The big unanswered question seems to surround whether Attorney General Jeff Landry (R) will change his mind about seeking re-election now that Sen. Kennedy is out of the Governor’s race and Abraham and Rispone are in. Early signals suggest that he may be again readying himself to enter the race. State Treasurer John Schroder also confirms that he is considering becoming a gubernatorial candidate.
Mississippi: The open Mississippi Governor’s race is beginning to attract a lot of attention on the eve of the new election year. While Lt. Gov. Tate Reeves (R) is said to be less than a month away from announcing his presumed candidacy, state Rep. Robert Foster (R-DeSoto County), who was originally elected in 2017, says he is strongly considering entering the Governor’s race and appears to have no trepidation about running against Mr. Reeves.
On the Democratic side, Attorney General Jim Hood (D) is an official candidate and looks to be drawing some intra-party opposition.
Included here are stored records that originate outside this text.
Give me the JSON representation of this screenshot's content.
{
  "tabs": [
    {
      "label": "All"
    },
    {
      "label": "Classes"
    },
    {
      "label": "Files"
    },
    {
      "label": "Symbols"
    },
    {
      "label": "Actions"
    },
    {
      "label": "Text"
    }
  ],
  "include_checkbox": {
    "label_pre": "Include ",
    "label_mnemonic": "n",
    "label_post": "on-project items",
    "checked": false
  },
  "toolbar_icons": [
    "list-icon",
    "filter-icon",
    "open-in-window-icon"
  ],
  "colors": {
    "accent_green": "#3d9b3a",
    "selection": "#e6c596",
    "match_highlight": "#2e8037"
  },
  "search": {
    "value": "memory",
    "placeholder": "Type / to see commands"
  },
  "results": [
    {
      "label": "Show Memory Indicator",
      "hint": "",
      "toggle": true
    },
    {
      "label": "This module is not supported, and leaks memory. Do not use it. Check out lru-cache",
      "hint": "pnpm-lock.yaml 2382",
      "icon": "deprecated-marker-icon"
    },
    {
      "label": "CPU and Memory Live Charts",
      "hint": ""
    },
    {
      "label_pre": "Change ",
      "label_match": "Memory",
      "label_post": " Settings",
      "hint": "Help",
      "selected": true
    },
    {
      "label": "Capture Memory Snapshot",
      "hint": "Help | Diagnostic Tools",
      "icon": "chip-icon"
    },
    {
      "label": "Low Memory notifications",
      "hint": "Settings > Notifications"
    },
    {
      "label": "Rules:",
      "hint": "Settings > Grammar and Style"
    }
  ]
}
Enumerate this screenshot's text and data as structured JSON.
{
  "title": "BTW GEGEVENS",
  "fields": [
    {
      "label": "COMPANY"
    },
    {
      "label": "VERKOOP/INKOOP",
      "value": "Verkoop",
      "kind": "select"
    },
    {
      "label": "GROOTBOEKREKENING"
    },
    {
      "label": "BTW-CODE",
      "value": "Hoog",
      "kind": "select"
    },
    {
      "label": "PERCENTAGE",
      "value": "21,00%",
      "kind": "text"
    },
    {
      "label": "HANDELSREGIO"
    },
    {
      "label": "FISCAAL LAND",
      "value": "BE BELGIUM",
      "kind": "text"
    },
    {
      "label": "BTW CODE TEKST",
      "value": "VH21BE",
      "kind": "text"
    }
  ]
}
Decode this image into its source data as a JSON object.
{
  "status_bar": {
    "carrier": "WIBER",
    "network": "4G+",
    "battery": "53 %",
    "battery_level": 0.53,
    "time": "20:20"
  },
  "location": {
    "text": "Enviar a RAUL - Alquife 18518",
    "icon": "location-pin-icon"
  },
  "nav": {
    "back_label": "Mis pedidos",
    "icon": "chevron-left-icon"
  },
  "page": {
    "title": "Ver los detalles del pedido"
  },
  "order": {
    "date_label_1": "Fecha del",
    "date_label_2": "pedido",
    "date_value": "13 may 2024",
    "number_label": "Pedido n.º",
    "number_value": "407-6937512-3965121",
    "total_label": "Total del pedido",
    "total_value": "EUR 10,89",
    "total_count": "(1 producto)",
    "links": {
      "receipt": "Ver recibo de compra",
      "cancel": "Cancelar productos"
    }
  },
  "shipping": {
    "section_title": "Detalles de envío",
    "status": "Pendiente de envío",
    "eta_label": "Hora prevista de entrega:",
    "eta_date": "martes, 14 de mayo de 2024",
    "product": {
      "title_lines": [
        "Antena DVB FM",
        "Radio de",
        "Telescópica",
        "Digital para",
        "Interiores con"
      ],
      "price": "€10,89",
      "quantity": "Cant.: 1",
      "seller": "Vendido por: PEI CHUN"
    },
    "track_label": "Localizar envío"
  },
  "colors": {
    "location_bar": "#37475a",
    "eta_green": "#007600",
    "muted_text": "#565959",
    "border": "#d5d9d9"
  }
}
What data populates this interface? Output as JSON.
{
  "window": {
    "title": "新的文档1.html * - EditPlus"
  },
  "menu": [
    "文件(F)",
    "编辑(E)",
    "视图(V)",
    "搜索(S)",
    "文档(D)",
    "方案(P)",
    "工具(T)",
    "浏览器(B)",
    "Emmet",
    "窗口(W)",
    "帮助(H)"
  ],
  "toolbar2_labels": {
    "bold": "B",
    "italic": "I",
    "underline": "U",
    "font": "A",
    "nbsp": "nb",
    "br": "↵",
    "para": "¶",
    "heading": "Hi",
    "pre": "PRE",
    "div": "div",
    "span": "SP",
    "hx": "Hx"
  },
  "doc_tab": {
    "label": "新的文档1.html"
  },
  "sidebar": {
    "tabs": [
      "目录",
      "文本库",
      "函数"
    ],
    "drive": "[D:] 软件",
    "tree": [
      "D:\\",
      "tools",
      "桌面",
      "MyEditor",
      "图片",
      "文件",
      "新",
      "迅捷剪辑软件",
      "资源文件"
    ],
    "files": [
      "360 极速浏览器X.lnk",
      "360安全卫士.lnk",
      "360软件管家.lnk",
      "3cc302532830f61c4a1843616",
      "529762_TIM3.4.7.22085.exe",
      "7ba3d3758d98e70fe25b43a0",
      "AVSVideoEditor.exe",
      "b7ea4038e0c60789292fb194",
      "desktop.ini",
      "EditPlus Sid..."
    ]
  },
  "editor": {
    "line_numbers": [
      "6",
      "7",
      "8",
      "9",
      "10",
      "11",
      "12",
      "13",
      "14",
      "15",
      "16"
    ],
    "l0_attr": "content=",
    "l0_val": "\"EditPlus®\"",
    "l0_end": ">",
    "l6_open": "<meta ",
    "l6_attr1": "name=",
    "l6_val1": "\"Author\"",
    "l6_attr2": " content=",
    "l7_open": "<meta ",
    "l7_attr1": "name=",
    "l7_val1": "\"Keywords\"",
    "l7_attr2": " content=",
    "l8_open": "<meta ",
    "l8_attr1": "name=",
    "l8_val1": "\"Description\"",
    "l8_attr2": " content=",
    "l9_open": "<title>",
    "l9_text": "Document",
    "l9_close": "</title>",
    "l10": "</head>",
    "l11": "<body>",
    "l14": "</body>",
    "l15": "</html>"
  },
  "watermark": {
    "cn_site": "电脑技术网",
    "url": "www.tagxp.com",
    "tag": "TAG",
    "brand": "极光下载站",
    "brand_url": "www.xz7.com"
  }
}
Velesha Williams, the former director of the Metro Jackson Community Prevention Coalition, announced her candidacy early this week. Magnolia Mayor Anthony Witherspoon also confirms that he, too, is considering entering the Democratic gubernatorial primary.